⟨

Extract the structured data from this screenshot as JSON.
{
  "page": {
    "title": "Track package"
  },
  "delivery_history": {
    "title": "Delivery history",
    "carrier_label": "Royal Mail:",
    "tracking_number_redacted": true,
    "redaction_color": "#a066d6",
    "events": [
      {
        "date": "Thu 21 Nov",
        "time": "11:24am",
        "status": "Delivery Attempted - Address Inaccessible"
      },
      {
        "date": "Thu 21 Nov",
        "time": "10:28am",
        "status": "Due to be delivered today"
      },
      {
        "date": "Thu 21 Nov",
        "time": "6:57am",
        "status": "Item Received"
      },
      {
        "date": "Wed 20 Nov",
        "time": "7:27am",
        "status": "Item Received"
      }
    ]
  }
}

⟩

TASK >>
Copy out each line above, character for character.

RESULT >>
Extract the structured data from this screenshot as JSON.
{
  "page": {
    "title": "Track package"
  },
  "delivery_history": {
    "title": "Delivery history",
    "carrier_label": "Royal Mail:",
    "tracking_number_redacted": true,
    "redaction_color": "#a066d6",
    "events": [
      {
        "date": "Thu 21 Nov",
        "time": "11:24am",
        "status": "Delivery Attempted - Address Inaccessible"
      },
      {
        "date": "Thu 21 Nov",
        "time": "10:28am",
        "status": "Due to be delivered today"
      },
      {
        "date": "Thu 21 Nov",
        "time": "6:57am",
        "status": "Item Received"
      },
      {
        "date": "Wed 20 Nov",
        "time": "7:27am",
        "status": "Item Received"
      }
    ]
  }
}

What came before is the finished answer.